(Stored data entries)
####################

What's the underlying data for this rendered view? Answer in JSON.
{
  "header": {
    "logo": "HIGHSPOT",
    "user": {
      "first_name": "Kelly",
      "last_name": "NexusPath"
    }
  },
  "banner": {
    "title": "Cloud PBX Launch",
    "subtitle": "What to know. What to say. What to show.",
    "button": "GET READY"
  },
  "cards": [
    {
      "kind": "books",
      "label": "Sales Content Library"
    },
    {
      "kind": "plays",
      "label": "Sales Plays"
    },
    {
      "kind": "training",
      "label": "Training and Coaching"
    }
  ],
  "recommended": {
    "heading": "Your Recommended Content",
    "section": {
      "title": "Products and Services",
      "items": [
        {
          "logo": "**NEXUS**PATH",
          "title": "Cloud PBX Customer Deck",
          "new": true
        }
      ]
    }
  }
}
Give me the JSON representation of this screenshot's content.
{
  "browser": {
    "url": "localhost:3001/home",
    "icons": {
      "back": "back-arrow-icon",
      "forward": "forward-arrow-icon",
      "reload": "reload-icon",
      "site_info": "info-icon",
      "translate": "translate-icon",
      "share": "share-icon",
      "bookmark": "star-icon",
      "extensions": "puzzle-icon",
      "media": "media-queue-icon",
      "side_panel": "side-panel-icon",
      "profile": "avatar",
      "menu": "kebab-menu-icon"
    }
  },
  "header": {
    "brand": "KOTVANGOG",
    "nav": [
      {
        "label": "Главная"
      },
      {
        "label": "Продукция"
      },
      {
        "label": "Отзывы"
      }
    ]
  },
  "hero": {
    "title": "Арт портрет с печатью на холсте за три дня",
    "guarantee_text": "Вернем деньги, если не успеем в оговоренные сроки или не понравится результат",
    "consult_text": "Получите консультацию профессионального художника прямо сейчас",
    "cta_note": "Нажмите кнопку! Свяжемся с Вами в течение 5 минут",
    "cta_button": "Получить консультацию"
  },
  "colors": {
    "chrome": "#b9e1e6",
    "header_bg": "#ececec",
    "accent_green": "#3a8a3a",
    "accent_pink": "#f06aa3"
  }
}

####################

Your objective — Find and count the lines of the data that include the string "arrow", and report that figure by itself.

Solution to the problem — 2